When Soho's Black Market records shut, very unexpectedly, back in February, London didn't just lose a record shop. It lost another institution, another site of communion. It was another end of an era, in an era when ends roll round with depressing regularity.
BM Soho was a record shop like record shops are, or more pertinently were, meant to be; dark, cramped, lined with everything you wanted and a tonne of things you never knew you desired till you saw them up there on the walls, down there in the crates. Opened in 1988 Black Market, as it was then, catered to a crowd interested in house and techno and later became a mecca for the nascent D&B scene, beloved by DJs, producers and punters alike.
"The final decision to close BM Soho had been taken without my knowledge and consent" Goldie McGoldrick tells us, "so it was a devastating shock to me as much as it was to everyone else.The financial and business decisions had not been mine in the last couple of years and my so called investor/partner made that call. In essence he got cold feet even though the shop was performing well.
McGoldrick, known to most of London's army of devout vinyl buyers simply as Goldie, was the involved with Black Market until the day its doors didn't open for trading. I, and I imagine the story is similar for a handful of people London wide, had actually nipped into BM the day before it vanished. I was on my way to another record shop in the area and popped in to check out the new releases, have a nosey at the gear downstairs, and to ask about the general state of play in the business. Goldie was the man I was directed towards. Little did I, or seemingly he, know that we wouldn't get a chance to have a chat amongst the racks.
Turning up to a shop completely emptied of stock was "soul wrenching," Goldie says. As sentimental as we can all get about records, in situations like these it's important to remember that music transmutes into sellable assets and monetary data for accountants to mull over. "It left me furious. I hadn't been given the chance to explore options to keep the store open. There were issues with the landlord, but nothing that couldn't be resolved."
The closure of the shop is another concrete example of Soho mutating from a swinging enclave or smut, sight, and sound into another 'anywhere' in the coalition's increasingly anodyne city. This city is a place we still refer to as London even when everything that made London London is bulldozed — literally and metaphorically — to make way for another identikit high street littered with flats no one can afford to live in, street food vendors you can't afford to eat from and pubs you wouldn't want to drink in even if you could afford to. BM's prime location — it remained on in the same spot in D'Arblay Street for its whole life — was always going to come back to haunt it when the Boris-approved big boys of the private markets got involved.
Sadly our current economic climate isn't one where possibilities take preference to direct saving. Or spending. This process, of the elimination of any kind of discernable difference, results in that which exists at the edges of culture being forced ever-further-outwards.
The continued success of Record Store Day — the annual celebration of that uneasy waltz between commerce and communality — is proof that that record shops can still act as hubs of potential and as a force for good. When they're given the chance. When they aren't, we all lose out. As Goldie puts it, "all that experience and history vanishes in an instant."
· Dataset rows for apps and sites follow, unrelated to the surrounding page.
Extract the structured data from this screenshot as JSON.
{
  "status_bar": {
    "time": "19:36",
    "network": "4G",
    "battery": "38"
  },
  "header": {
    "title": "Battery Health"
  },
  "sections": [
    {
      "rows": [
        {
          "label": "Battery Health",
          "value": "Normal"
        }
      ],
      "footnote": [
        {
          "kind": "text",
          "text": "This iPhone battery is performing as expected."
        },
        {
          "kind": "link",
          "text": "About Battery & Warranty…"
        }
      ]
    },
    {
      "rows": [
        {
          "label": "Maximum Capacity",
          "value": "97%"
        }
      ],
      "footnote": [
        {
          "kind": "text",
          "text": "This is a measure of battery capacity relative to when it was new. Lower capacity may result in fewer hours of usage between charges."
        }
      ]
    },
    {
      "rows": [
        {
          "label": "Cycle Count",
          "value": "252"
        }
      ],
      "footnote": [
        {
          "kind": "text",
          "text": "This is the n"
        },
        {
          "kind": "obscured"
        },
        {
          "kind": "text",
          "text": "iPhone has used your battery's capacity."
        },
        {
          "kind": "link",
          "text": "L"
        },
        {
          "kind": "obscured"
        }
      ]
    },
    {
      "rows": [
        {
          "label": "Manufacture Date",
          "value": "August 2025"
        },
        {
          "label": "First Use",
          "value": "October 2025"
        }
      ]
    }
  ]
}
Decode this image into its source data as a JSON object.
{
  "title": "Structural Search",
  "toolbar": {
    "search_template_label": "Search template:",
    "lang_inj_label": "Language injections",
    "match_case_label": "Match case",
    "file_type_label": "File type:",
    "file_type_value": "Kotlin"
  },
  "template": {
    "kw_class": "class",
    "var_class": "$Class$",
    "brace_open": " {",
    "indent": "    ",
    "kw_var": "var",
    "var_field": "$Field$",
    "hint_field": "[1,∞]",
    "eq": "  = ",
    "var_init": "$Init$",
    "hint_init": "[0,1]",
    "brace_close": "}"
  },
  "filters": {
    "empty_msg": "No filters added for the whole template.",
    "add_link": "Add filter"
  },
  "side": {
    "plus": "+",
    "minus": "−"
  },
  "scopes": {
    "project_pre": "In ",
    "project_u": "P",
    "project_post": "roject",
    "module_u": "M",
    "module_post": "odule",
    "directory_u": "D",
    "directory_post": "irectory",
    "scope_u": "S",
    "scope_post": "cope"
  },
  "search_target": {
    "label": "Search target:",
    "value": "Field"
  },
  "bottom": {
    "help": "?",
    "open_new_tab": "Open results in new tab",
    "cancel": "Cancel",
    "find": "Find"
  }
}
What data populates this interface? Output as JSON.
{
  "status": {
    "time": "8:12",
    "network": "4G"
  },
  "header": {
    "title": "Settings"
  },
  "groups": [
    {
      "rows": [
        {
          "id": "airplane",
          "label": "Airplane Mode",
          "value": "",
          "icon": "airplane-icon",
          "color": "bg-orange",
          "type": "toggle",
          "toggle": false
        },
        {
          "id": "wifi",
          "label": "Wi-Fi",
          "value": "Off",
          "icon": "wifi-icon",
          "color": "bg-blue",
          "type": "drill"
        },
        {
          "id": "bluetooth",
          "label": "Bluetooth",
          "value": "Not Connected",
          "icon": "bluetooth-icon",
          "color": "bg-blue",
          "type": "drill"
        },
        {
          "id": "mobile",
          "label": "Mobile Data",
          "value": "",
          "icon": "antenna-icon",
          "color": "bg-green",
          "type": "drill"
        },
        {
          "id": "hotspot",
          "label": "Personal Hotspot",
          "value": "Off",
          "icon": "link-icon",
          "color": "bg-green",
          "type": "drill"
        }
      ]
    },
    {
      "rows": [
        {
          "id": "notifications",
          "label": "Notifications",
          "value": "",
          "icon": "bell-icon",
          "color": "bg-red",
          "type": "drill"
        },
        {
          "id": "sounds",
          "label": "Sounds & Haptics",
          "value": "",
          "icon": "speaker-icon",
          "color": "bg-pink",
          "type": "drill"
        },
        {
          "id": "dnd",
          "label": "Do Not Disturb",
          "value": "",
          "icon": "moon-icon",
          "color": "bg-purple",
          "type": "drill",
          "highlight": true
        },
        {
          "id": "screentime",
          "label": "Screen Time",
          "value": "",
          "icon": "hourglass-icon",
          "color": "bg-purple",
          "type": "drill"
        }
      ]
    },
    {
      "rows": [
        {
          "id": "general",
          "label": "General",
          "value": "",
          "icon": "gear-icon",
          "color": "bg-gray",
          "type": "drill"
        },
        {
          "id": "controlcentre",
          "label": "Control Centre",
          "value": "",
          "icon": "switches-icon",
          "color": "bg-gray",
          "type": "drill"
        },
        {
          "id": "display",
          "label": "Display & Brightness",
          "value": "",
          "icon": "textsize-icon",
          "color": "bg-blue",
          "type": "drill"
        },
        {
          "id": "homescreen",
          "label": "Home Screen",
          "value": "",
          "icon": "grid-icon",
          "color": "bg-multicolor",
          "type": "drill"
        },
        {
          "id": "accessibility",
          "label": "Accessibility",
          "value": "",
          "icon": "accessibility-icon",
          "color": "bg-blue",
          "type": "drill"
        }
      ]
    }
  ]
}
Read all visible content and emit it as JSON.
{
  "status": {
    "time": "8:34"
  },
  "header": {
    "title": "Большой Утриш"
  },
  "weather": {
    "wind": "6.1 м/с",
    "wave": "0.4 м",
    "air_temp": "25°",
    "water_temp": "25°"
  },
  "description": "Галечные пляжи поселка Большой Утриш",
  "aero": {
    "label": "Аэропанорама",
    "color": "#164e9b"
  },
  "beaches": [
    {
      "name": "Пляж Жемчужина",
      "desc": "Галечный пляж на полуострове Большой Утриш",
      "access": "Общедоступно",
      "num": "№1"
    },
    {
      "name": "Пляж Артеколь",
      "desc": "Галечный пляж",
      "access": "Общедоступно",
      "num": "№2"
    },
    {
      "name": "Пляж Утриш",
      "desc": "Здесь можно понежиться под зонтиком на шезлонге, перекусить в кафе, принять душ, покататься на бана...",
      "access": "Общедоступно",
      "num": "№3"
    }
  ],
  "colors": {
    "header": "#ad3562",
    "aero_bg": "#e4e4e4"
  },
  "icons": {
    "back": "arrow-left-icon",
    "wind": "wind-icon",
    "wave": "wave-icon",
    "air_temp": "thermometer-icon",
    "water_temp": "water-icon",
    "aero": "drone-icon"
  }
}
BM's history — co-founded by D&B legend Nicky Blackmarket and forever associated with the genre — was made by the customers as much as it was the stock. Goldie recounts the likes of Moodymann, Masters at Work, Kerri Chandler and Ron Trent popping in regularly when they were in London. He thinks of UK house luminary Mr G as "our most treasured regular." In opposition to some record shops which favour high-minded snootiness over actual engagement with the customer, BM Soho prided itself on what Goldie calls the "friendly vibe" within the store. That isn't easily replicated.
Soho's upheaval — Madame Jojos has gone forever, Sister Ray halved in size and buggered off to Shoreditch — seems to be an attempt at stamping out individuality in an area known for it's strong connection to the arts. What was once a seedy, teeming site of interpersonal exploration is increasingly becoming space for gourmet burger outlets and the kind of coffee shops that charge you four quid for a flat white with a straight face.
As Alex Proud put it in a Telegraph editorial last year, "If you want a vision of the future for Soho, imagine a property developer shaking hands with a banker in a Michelin-starred restaurant forever." Another light has gone off in Soho, and London, permanently. Still, there'll probably be somewhere great to stuff our fat fucking faces with gluttonous slop imported from America in it's place soon. Rejoice, rejoice.